(Your assignment): Go through the entries below and retype them exactly, omitting each picture.

(Entries from a dataset of interfaces)
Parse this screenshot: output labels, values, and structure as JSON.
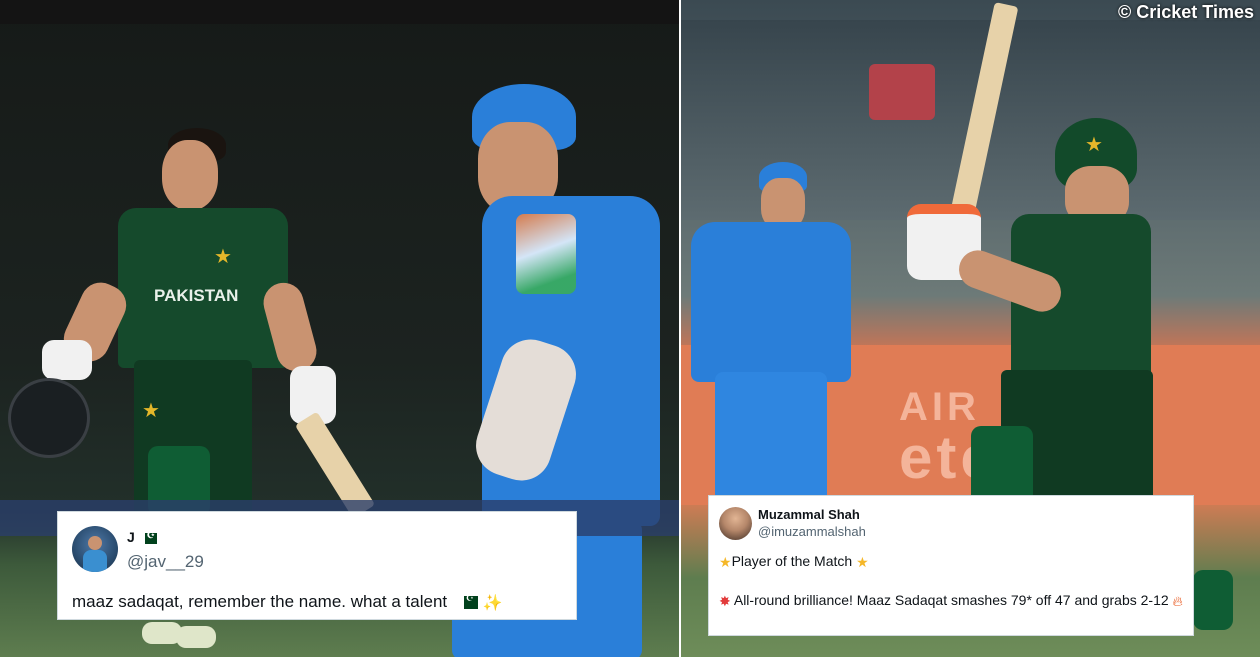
{
  "watermark": "© Cricket Times",
  "tweet_left": {
    "name": "J",
    "handle": "@jav__29",
    "text": "maaz sadaqat, remember the name. what a talent"
  },
  "tweet_right": {
    "name": "Muzammal Shah",
    "handle": "@imuzammalshah",
    "line1": "Player of the Match",
    "line2": "All-round brilliance! Maaz Sadaqat smashes 79* off 47 and grabs 2-12"
  },
  "photo_left": {
    "jersey_text": "PAKISTAN"
  },
  "photo_right": {
    "ad_text_top": "AIR",
    "ad_text_bottom": "etc"
  },
  "colors": {
    "pakistan_green": "#154a2c",
    "india_blue": "#2a7fd9",
    "banner_orange": "#e07c55",
    "tweet_bg": "#ffffff"
  }
}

(Problem solution):
Parse this screenshot: output labels, values, and structure as JSON.
{
  "watermark": "© Cricket Times",
  "tweet_left": {
    "name": "J",
    "handle": "@jav__29",
    "text": "maaz sadaqat, remember the name. what a talent"
  },
  "tweet_right": {
    "name": "Muzammal Shah",
    "handle": "@imuzammalshah",
    "line1": "Player of the Match",
    "line2": "All-round brilliance! Maaz Sadaqat smashes 79* off 47 and grabs 2-12"
  },
  "photo_left": {
    "jersey_text": "PAKISTAN"
  },
  "photo_right": {
    "ad_text_top": "AIR",
    "ad_text_bottom": "etc"
  },
  "colors": {
    "pakistan_green": "#154a2c",
    "india_blue": "#2a7fd9",
    "banner_orange": "#e07c55",
    "tweet_bg": "#ffffff"
  }
}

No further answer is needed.